**What the task requires:**
Take each line of the records below that contains the string "title" and copy it.

[Dataset rows for apps and sites]
☆ ☆ ☆ ☆ ☆ ☆ ☆
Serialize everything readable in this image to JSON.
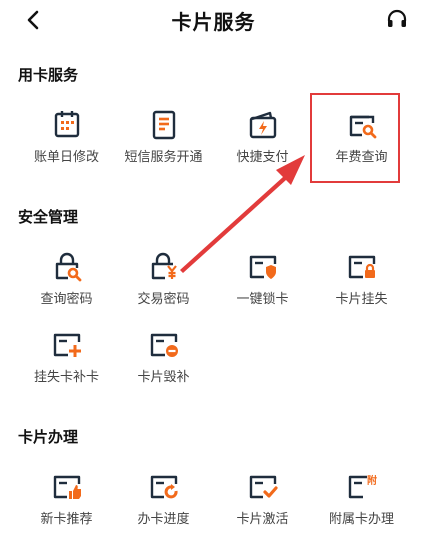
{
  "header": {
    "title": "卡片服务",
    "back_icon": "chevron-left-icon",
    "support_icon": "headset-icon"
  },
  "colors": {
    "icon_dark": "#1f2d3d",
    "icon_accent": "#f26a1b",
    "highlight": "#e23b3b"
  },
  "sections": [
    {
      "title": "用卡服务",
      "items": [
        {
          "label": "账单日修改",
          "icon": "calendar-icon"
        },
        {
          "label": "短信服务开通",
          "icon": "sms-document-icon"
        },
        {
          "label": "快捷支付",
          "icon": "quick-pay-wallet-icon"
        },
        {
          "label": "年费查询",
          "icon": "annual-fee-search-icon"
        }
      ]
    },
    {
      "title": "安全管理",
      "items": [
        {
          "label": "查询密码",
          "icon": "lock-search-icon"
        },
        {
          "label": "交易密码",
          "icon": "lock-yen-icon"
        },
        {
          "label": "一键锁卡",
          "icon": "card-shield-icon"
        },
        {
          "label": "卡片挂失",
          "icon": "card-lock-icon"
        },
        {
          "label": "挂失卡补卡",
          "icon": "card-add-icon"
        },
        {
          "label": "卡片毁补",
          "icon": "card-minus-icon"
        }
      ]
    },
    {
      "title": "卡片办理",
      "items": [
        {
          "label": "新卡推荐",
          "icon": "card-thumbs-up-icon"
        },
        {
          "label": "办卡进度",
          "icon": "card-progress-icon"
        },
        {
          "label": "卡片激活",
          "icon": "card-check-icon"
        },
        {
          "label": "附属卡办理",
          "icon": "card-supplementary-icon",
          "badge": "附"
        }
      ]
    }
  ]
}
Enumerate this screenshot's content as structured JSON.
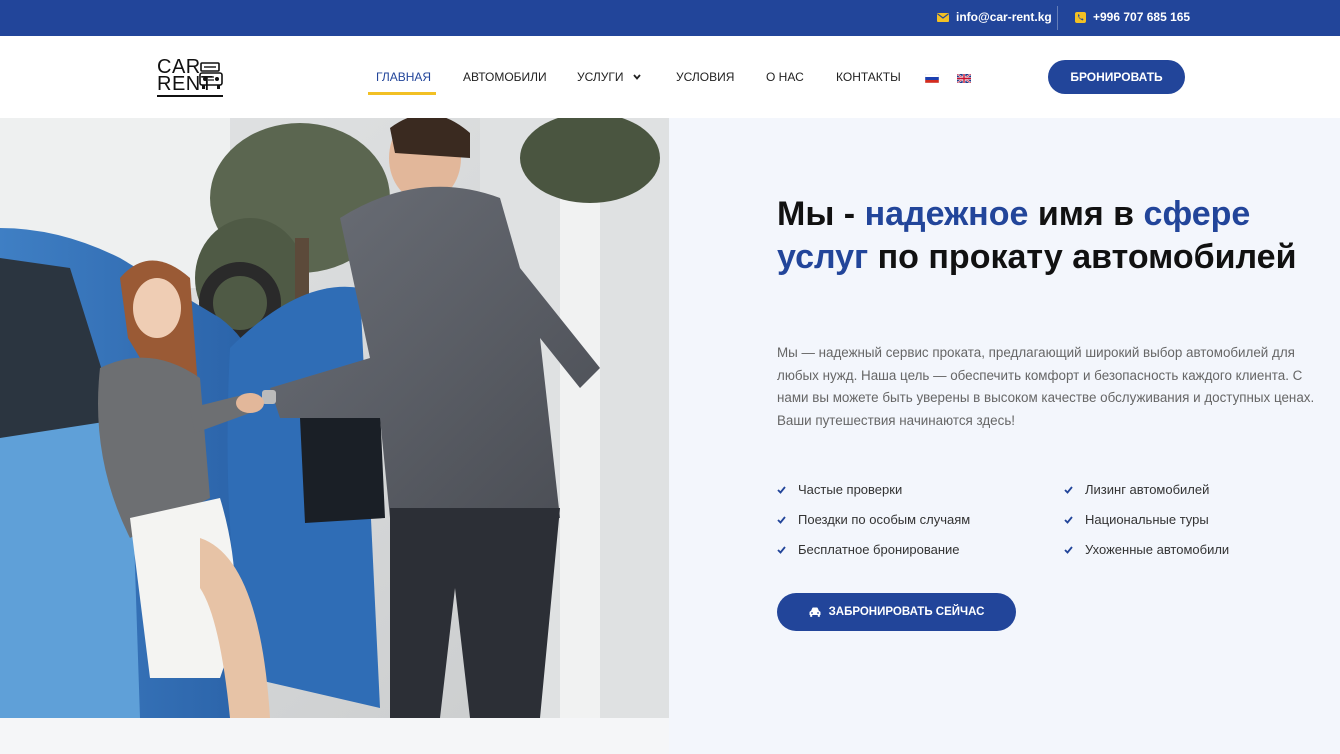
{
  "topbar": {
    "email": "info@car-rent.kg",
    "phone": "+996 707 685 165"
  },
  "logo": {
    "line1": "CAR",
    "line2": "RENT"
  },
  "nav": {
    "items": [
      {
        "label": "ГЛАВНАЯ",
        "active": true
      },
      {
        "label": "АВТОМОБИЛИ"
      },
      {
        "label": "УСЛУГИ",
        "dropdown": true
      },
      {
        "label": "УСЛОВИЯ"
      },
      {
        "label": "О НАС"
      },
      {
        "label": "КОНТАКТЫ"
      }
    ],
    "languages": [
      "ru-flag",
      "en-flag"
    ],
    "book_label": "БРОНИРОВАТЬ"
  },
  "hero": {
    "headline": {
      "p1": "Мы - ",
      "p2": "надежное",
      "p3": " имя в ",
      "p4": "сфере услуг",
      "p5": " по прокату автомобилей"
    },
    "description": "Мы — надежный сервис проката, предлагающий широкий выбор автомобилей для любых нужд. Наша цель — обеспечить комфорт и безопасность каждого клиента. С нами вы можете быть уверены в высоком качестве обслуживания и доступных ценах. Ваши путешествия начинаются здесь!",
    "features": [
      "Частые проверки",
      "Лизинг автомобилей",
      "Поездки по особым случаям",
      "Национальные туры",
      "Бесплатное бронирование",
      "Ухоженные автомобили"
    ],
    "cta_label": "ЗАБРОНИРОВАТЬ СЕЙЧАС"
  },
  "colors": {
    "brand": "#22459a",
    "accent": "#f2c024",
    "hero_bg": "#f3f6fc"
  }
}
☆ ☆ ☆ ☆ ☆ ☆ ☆
**Exercise result:**
    "title": "卡片服务",
      "title": "用卡服务",
      "title": "安全管理",
      "title": "卡片办理",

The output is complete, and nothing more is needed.